• [WHAT IS BEING ASKED] Each line from the one that contains "Serialize everything readable" to the end of the entries must be copied word for word, and only those lines.

• [DATA PROVIDED]
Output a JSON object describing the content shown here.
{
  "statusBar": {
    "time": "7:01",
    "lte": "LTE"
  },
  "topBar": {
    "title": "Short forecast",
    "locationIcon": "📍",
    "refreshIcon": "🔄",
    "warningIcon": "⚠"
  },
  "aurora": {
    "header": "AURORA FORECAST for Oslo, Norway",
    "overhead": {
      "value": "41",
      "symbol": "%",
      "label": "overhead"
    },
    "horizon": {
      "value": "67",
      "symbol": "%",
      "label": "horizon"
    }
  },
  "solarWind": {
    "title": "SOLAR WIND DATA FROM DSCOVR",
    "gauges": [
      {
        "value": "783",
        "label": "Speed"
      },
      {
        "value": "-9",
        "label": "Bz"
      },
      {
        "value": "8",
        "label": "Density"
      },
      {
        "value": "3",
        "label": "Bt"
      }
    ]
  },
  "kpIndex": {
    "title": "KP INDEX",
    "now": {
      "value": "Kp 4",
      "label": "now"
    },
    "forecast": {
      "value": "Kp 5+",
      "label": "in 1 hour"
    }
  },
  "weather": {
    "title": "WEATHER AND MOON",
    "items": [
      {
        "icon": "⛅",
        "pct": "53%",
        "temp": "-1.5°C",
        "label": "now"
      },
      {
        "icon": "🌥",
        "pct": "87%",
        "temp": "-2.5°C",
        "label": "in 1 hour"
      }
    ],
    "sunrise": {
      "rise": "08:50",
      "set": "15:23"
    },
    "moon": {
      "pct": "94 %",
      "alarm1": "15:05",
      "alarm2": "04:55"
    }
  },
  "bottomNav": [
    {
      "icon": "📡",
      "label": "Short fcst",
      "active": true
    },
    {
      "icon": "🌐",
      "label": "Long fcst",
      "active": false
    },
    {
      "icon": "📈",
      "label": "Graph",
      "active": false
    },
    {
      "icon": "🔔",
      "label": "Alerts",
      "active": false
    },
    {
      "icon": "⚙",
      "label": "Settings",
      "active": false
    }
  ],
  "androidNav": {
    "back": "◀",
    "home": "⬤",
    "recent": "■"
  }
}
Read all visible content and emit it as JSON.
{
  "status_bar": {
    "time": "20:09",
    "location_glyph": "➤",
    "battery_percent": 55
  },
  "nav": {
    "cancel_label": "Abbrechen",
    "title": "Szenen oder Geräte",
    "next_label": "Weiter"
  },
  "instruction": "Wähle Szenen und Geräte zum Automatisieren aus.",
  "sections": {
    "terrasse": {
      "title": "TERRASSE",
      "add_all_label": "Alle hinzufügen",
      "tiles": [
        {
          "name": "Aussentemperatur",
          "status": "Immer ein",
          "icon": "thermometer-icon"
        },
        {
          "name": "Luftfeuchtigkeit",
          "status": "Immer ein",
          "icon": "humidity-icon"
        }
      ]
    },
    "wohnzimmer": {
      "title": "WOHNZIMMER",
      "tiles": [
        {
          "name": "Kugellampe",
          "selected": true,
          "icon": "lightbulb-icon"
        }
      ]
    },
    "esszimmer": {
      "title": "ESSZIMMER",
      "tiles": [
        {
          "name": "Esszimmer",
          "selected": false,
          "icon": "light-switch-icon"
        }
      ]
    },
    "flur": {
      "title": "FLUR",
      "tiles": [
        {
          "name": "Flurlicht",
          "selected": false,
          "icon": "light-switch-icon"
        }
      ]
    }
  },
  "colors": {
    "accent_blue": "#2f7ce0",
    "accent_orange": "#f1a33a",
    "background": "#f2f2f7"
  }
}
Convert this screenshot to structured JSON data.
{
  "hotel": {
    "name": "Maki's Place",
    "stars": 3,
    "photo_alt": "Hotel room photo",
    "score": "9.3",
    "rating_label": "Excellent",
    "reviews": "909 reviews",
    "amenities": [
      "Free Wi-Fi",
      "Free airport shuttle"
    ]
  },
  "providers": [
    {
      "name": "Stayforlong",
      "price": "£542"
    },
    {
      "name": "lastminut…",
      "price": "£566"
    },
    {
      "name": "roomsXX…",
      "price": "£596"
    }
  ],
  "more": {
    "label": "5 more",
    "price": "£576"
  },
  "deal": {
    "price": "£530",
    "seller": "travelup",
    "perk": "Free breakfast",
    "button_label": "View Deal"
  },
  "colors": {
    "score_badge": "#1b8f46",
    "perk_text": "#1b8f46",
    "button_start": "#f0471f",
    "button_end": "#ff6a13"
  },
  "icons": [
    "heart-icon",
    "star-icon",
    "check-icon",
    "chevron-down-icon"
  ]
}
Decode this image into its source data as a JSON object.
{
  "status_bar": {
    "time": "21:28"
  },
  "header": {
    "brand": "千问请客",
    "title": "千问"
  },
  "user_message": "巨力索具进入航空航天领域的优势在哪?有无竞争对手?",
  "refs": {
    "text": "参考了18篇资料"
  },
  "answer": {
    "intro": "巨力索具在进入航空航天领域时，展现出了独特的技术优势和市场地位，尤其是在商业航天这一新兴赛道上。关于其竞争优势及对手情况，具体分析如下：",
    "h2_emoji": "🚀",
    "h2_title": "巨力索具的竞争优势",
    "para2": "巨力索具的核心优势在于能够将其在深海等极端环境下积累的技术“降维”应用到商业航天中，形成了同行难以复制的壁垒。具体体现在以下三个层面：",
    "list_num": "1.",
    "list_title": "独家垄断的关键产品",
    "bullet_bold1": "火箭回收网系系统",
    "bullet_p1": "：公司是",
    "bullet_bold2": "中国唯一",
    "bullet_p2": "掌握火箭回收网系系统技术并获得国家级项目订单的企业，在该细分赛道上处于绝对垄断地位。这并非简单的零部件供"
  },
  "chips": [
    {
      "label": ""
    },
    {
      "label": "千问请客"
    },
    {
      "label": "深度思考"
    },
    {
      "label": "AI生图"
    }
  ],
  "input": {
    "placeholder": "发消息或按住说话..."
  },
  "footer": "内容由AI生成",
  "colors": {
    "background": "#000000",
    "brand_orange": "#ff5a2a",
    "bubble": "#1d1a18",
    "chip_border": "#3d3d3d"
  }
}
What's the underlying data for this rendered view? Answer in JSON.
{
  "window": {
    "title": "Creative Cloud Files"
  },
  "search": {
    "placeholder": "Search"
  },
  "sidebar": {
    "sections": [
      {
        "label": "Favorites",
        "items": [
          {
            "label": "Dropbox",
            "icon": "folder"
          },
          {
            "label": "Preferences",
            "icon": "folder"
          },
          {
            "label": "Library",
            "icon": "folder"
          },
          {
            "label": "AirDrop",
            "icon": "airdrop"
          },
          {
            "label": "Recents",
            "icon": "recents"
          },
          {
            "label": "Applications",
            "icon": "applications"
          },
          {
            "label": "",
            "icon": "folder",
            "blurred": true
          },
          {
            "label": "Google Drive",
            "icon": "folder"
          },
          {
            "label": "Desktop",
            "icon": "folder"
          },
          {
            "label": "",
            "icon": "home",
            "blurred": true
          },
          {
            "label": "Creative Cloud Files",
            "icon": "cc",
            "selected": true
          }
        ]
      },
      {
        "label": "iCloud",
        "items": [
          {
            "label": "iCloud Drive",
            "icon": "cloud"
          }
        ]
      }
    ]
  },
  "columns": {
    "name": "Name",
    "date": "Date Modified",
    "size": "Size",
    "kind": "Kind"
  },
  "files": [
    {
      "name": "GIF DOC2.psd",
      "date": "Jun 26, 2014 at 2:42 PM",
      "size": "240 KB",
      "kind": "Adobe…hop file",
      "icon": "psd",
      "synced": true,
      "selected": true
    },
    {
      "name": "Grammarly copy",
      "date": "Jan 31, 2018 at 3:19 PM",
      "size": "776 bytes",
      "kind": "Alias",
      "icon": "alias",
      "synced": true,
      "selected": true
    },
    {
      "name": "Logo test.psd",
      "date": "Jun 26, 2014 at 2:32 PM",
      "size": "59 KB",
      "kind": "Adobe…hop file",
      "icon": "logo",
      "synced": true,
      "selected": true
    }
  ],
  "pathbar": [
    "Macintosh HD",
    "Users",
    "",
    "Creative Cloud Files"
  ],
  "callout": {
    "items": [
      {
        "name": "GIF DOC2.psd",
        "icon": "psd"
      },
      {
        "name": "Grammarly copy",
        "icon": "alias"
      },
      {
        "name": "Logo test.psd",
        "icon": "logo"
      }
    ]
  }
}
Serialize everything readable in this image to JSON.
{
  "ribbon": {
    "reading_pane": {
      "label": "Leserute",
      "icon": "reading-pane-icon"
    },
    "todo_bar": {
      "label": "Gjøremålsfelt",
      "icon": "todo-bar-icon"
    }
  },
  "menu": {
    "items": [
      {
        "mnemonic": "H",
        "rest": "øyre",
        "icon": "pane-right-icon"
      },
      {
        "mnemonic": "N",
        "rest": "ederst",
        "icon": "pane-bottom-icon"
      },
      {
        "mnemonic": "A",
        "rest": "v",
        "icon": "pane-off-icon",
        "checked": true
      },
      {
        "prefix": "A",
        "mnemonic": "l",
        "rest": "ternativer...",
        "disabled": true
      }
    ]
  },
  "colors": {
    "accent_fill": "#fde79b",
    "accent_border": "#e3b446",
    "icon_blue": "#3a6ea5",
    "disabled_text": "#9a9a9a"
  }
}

• [RESULT]
Serialize everything readable in this image to JSON.
{
  "ribbon": {
    "reading_pane": {
      "label": "Leserute",
      "icon": "reading-pane-icon"
    },
    "todo_bar": {
      "label": "Gjøremålsfelt",
      "icon": "todo-bar-icon"
    }
  },
  "menu": {
    "items": [
      {
        "mnemonic": "H",
        "rest": "øyre",
        "icon": "pane-right-icon"
      },
      {
        "mnemonic": "N",
        "rest": "ederst",
        "icon": "pane-bottom-icon"
      },
      {
        "mnemonic": "A",
        "rest": "v",
        "icon": "pane-off-icon",
        "checked": true
      },
      {
        "prefix": "A",
        "mnemonic": "l",
        "rest": "ternativer...",
        "disabled": true
      }
    ]
  },
  "colors": {
    "accent_fill": "#fde79b",
    "accent_border": "#e3b446",
    "icon_blue": "#3a6ea5",
    "disabled_text": "#9a9a9a"
  }
}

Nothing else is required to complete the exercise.